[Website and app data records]
>>>>>

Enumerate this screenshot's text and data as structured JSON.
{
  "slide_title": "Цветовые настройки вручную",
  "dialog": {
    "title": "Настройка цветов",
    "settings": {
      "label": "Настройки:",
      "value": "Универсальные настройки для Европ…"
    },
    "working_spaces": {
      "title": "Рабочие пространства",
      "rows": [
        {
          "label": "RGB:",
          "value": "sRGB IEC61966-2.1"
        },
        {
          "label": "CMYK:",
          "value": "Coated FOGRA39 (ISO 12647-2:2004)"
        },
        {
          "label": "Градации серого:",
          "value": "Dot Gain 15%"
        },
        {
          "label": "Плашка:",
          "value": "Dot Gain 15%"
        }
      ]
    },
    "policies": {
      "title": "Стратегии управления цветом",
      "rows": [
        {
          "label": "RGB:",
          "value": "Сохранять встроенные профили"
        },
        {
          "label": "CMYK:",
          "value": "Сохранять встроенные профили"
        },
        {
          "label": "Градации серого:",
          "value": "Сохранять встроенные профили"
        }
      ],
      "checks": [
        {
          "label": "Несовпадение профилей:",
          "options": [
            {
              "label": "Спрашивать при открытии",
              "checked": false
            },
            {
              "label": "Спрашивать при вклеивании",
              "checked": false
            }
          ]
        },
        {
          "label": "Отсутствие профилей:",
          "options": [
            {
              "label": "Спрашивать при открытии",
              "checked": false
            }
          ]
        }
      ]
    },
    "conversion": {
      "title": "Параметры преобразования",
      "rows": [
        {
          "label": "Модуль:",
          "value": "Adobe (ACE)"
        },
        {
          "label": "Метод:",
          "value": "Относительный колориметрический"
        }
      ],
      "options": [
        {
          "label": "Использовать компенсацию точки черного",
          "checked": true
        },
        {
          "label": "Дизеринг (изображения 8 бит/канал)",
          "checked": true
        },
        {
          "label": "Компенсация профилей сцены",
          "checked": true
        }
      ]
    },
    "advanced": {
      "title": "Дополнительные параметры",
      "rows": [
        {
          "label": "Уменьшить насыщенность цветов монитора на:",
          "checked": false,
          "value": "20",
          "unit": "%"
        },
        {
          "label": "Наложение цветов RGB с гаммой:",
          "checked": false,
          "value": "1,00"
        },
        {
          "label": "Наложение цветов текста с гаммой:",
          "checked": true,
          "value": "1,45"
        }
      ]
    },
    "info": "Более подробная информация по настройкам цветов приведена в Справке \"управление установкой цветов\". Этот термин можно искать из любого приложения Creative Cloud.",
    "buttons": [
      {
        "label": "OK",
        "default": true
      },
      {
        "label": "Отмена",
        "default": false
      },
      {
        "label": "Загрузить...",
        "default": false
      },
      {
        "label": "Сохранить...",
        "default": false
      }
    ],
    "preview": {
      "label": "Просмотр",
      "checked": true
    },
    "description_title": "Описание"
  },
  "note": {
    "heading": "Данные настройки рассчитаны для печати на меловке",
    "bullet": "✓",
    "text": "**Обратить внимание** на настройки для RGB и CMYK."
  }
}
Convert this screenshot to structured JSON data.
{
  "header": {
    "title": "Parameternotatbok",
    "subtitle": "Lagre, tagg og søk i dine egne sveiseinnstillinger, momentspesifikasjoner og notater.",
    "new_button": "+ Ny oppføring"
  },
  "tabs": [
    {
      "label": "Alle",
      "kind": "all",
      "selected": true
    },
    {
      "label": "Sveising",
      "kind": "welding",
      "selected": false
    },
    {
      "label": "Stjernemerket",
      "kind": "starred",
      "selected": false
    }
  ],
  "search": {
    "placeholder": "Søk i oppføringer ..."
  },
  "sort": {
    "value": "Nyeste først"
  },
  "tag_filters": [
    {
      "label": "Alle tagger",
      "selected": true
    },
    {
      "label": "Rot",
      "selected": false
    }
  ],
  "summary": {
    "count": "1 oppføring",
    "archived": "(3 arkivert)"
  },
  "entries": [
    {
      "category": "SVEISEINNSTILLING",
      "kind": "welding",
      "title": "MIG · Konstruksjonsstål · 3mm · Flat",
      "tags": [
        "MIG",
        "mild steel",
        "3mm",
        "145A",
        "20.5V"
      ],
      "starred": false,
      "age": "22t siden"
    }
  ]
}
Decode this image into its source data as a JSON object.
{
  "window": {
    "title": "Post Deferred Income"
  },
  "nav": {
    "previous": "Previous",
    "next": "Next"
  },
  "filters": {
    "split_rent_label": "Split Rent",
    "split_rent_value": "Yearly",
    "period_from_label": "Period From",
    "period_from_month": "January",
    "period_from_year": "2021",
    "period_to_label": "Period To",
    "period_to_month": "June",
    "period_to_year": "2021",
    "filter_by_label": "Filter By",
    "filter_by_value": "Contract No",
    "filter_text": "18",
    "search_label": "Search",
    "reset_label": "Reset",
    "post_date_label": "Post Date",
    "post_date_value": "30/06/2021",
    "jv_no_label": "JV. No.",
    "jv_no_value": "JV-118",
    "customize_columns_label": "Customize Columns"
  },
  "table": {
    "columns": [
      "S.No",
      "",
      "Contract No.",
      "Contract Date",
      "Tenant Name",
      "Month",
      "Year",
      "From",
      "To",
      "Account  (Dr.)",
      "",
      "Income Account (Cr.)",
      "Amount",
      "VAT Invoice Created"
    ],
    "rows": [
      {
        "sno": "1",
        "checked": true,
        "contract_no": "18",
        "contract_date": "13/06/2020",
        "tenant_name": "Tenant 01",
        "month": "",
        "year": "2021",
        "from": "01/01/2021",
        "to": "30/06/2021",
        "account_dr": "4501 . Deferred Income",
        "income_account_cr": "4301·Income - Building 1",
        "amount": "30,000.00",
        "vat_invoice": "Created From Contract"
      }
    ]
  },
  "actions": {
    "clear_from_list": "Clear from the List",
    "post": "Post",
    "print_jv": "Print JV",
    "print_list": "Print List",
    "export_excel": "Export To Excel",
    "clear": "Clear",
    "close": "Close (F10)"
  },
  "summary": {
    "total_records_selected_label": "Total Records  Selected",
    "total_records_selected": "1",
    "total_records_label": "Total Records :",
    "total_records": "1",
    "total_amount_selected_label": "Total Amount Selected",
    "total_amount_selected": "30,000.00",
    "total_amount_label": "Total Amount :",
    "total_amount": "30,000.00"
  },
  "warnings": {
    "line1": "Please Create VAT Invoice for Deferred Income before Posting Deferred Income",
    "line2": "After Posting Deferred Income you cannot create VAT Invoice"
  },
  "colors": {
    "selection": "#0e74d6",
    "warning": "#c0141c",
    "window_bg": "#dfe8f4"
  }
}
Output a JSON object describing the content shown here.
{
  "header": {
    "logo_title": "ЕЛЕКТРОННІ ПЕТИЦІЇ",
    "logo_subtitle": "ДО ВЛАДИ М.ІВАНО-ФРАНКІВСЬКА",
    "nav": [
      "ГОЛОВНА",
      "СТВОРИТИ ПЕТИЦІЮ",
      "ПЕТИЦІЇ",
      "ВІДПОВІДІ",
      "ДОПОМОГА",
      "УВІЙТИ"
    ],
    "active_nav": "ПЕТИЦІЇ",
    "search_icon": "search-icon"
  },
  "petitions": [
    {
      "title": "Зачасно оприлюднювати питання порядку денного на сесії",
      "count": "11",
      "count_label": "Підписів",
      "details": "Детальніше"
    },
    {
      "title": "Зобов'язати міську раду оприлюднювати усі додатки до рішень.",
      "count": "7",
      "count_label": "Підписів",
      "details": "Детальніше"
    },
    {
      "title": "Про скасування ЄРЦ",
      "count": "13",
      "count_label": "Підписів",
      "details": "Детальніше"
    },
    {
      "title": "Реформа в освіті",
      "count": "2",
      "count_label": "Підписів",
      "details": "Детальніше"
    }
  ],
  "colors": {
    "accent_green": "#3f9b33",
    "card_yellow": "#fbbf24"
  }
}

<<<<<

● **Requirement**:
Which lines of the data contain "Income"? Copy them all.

● **Solution for this task**:
    "title": "Post Deferred Income"
      "Income Account (Cr.)",
        "account_dr": "4501 . Deferred Income",
        "income_account_cr": "4301·Income - Building 1",
    "line1": "Please Create VAT Invoice for Deferred Income before Posting Deferred Income",
    "line2": "After Posting Deferred Income you cannot create VAT Invoice"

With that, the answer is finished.